Review Summary: A sensory experience.
I am listening to this now in a big metal bird in the sky. 34,000 feet above sea-level, I'm surrounded by sleepy men in fedora hats, crying babies with no signs of stopping, and rich snobs with little in the way of poise. Perhaps this is the soundtrack I need to escape from these pestering noises. To let my mind collapse within itself.
"The Black Rain" is a suiting title for an album like this. Things start off with a woman singing falsetto in a foreign language, probably mourning over the death of a relative, while some light feedback and strings slowly fade into the whole depressing scene. She sounds like she's singing in a small tin box tied down with rusted chains, never able to escape. Dark piano chords accompany the slow-building feedback, and a solo violin along with a screechy news broadcast join in on the fun. The news is more than likely covering something dark like illness or famine. All these foggy, ambient textures continuously weave through one another until you get a broader picture of what you're in for.
Distorted pianos, lonely violins, and eerie, ambient sounds—water dripping, nighttime winds, imprisoned singing women—consume a majority of this album's 53-minute length. These gloomy components make this album not just an aural experience but a visual one as well. Closing my eyes as I listen to this, I can picture a filthy backyard toolshed, illuminated by spontaneous flashes of light from a broken light bulb suspended from a rusted wire. This is, quite frankly, a very dark album. Not menacingly dark like Kreng or Wolf Eyes, but a non-violent, all-encompassing darkness similar to The Caretaker or Atrium Carceri.
The second-to-last track "Finale" is probably the most energetic piece of music you'll hear off this album. It is the only song on here to feature percussions and Anoice utilizes them well. "Finale" quite literally ends with a bang, or a crash
I should say, as brazen guitars, pianos, strings, and drums all come together in a brilliant symphony, similar to the work of John Murphy for the 28 Days Later soundtrack, then fade away as a fighter plane crashes into the ground. Probably not the best imagery to go along with my plane ride while I continue to play this on repeat, subconsciously trying to escape from this compressed aluminum cabin, hundreds of miles from my final destination.
"The Black Rain" is a dark, brooding, enlightening, and sometimes-unpredictable experience.
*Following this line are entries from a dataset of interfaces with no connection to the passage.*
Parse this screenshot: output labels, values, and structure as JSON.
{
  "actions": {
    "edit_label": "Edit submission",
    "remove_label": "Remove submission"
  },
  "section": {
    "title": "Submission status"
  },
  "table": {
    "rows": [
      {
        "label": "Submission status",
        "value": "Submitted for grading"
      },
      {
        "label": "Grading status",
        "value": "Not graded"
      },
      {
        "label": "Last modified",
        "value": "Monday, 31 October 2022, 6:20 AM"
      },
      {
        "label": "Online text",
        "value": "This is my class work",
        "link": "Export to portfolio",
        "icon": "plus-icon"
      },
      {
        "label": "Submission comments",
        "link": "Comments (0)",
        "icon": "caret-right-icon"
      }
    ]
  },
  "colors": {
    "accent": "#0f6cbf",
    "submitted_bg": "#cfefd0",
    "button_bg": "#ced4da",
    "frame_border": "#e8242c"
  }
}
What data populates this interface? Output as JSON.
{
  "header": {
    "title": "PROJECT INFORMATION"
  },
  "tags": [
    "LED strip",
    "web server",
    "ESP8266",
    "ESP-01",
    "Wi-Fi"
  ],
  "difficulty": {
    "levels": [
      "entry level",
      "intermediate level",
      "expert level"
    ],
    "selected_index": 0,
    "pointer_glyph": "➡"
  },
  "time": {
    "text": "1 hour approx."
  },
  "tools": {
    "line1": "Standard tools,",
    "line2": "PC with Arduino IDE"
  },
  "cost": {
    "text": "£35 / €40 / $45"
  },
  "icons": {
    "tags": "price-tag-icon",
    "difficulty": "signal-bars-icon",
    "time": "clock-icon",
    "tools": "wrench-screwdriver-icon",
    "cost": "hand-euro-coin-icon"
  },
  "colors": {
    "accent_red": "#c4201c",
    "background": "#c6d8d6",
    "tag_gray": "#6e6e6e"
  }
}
It should not be listened to in parts but as a singular piece of art. I suggest closing your eyes while listening and, for the full experience, listen to it at night